This urgency is evident in her first series of photographs, New Homes in Israel and the Occupied Territories (1992–1998), shot over a number of years. Now regarded iconic, it is hung in the main gallery, facing another early series of equally iconic status, Palestinian Cabinet Ministers 2000 (May–September 2000). The new building projects in the occupied territories and beyond, which appear as the landscapes of an ideal or deserted city, are shown opposite the portraits of Palestinian cabinet ministers, whose photographs were taken in the euphoric period preceding the Camp David talks. The latter series was never completed, as sessions were interrupted at the break of the Second Intifada, and was never hitherto shown in Israel, despite the wide acclaim it won abroad.
From the series:
New Homes in Israel and the Occupied Territories, 1992-1998
Black and white photographs (negative)
Pigment print on archival paper
The Second Intifada and ensuing events are at the background of her next work, the video installation Have No Fear at All (2003). Five screens feature the portraits of second-generation Israelis as they sing ‘Eretz Israel songs’. This ensemble of individuals constitutes a group portrait, an elegiac-nostalgic performance that relays Shvily’s dialectic stance, between empathy and criticism. This dialectical stance with regard to life here and its tensions was to be further elaborated in her consequent projects The video Roller Coasters (2008) documents a bus ride to the settlement Efrat and back, to this ‘every place’ and ‘non-place’ that figured in her first works, but which remained absent from them since. The changed landscape sets barriers to a gaze once sharp and studious, as in her debut series.
In two recent photographic series, however, shot in more familiar territory, the gaze again lingers. So in Rhavia (2009), shot in the Jerusalem neighborhood she grew up in, and in 100 Years (2006–2007), taken in the forested hills west of the city. The latter, shot in conjunction with the centenary of the Jewish National Fund and its forestation project, shows the thick webs of pinewood as an emblem of the Zionist ethos, but also expresses through them the intricacies of a complex reality in conflict. Both series are shown in the second exhibition space, to the right of the main gallery.

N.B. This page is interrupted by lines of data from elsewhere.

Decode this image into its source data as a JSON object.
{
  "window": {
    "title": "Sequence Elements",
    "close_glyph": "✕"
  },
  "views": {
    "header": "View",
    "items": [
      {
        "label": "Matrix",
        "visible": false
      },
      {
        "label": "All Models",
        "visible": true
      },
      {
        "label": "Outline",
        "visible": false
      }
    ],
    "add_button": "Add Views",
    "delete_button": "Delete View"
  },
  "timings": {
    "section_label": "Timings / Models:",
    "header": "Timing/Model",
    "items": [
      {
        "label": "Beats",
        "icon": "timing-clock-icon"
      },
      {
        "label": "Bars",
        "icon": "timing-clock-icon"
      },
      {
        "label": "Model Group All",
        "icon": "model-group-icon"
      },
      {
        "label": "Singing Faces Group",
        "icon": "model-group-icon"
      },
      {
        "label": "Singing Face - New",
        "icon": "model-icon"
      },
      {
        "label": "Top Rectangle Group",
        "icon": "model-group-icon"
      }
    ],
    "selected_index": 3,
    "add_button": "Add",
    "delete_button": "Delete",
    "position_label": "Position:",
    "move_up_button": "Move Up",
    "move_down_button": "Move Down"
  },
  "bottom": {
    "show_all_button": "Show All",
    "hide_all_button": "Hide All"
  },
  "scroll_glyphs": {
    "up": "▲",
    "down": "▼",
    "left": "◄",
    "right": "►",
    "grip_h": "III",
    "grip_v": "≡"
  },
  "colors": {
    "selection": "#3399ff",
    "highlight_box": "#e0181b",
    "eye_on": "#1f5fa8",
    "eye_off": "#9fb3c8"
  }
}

Next to these are two video installations concerned with the issue of holocaust remembrance. The first, Open Closed Open (2006), the deals with the national-collective memory, whereas the second, Family Photographs (2012), touches on a private remembrance as invoked in the artist’s own family circle. The exhibition concludes with Hot/Cold (2011), a video installation consisting of filmed encounters with friends and acquaintances of the artist’s, shot in her Jerusalem studio. This retreat into the close, intimate and neutral circle is offered as a refuge from enduring political tensions that are as yet to be resolved.

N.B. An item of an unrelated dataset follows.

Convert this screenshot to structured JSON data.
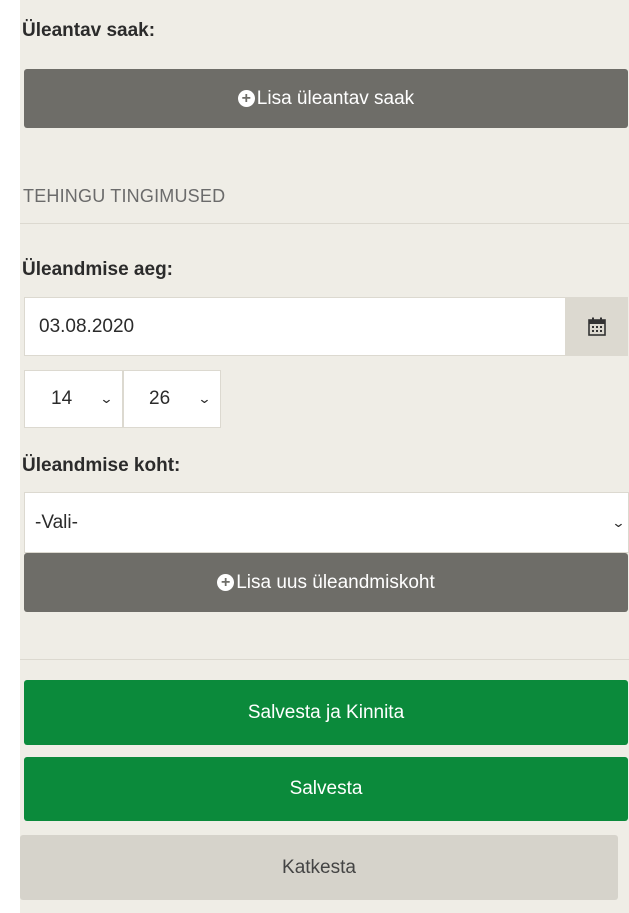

Shvily’s oeuvre from the past 20 years constitutes an ongoing examination of Israeli identity today. At issue are its constituting ideals, its rites and myths, and the shaping of its memory, which Shvily explores in a range of genres, from landscape photography to portraiture. Shvily’s gaze combines formalistic perception with a conceptual approach, encompassing both the political dimension and personal narratives. In its dialectical outlook and scope, her oeuvre confronts the viewer with a complex position: point and counterpoint, one reality vis-à-vis another, and individual versus the community.
Works by Shvily have been shown in Israel and abroad, in venues including the Israel Museum, Jerusalem, Herzliya Museum of Contemporary Art, Sommer Contemporary Art Gallery, the Tel Hai Museum of Photography, and the biennials of Venice and Istanbul, among others. The exhibition is accompanied by a book of essays from different writers, focusing on the various works on show.